In an interview with the Austin Chronicle, Bruce Robison revealed he only recorded albums as a way to shop his songs to other artists. That somehow implies that he really didn’t intend for himself to be the premier interpreter of his own works.

It shouldn’t, however, stop anyone from finding Wrapped, his 1998 major label debut with Lucky Dog/Sony, or his latest album, Country Sunshine, released on his own label Boar’s Nest.

Country Sunshine finds Robison’s getting back to the heart of his talent — exceptional songwriting. Unlike the scattered and rather brief Long Way Home From Anywhere, Sunshine works as an album while still managing to stretch Robison’s core country and western foundation.

Credit some of that cohesion to the vocal contributions to wife Kelly Willis.
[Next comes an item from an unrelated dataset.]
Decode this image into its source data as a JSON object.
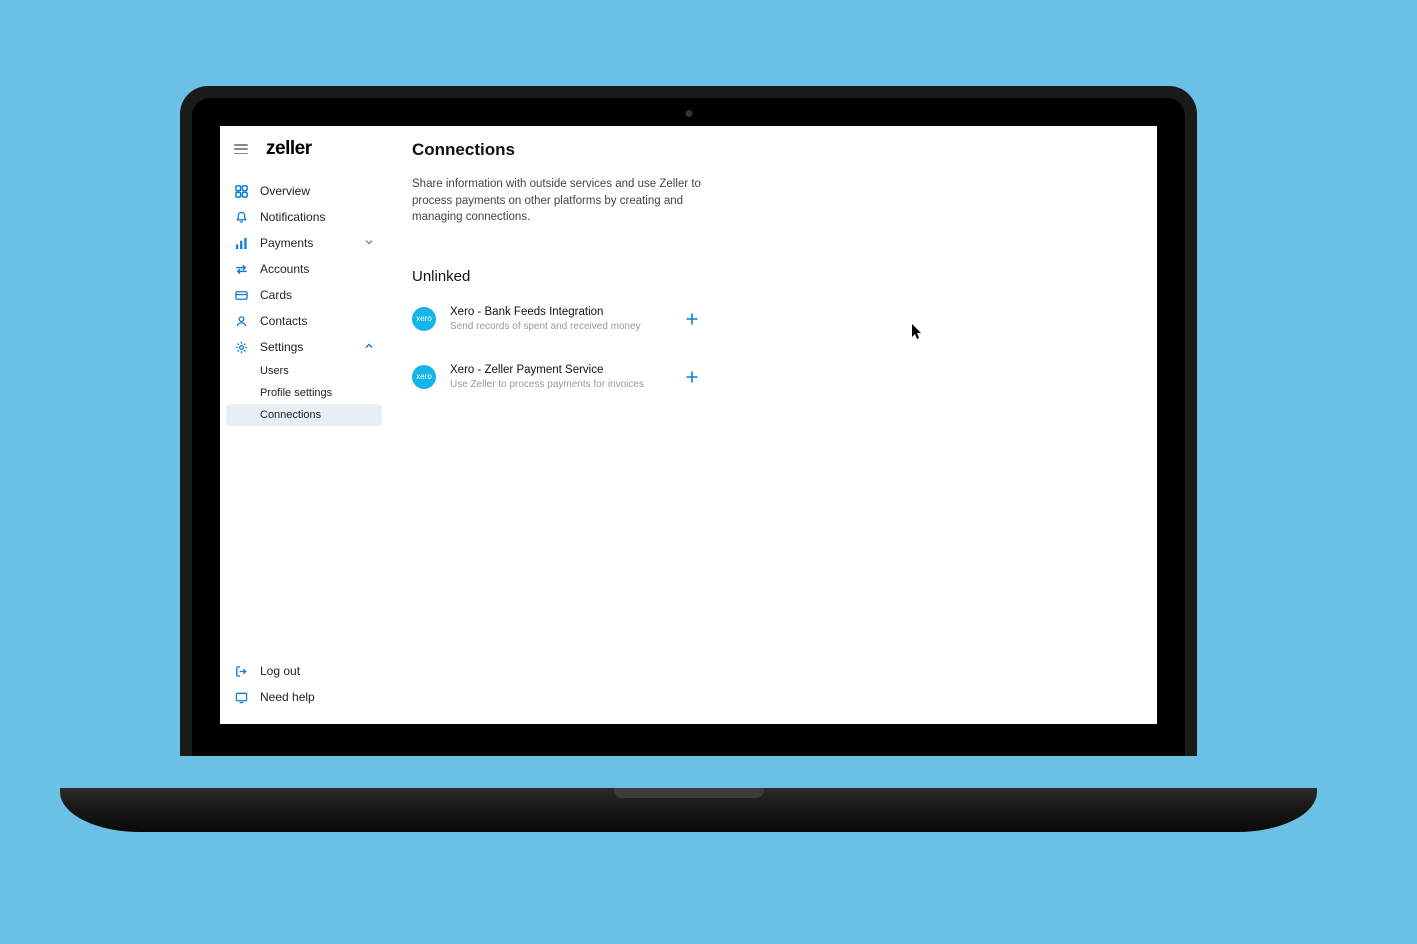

Forget the George Jones/Tammy Wynette comparrisons — Robison and Willis are the Gram Parsons and Emmylou Harris of today. (And it sucks to think I’m not the first person to arrive at this conclusion.)

Willis provides a velvety sweet foil to Robison’s earnest drawl. Her presence subconsciously strings together the divergent styles Robison employs throughout Sunshine.

“Bed of Ashes” calls to mind the Parsons/Harris masterpiece “Love Hurts”, while “Friendless Marriage” updates the dynamic Robison forged on “Angry All the Time”, now a hit for husband-and-wife country úber-duo Tim McGraw and Faith Hill.

Robison must have caught a few Asylum Street Spankers and 8 1/2 Souvenirs gigs since recording his last album. “Devil May Care” has a country-meets-swing vibe totally at home with the folks in both bands. It also helps that former Spanker Eamon McLaughlin contributes his clean fiddle-playing on the track.

Then there’s “What Would Willie Do”, the sure-fire favorite among reviewers. When Robison delivers the line about “taking a deep breath, then letting it go”, it’s a classic case of comedy and music co-mingling without resorting to obvious gags.

The rest of the album reads like that old joke about what happens when you play a country record backward. (Answer: Your wife comes back to you, and your pick-up truck gets fixed.)

Lyrically, Robison’s songs on Country Sunshine paint well within the lines of acceptable country music themes — broken hearts, good ol’ boys, that sort of thing.

Musically, his songs traffic in keeper melodies that seep deeper into a person’s consciousness with each repeated listen.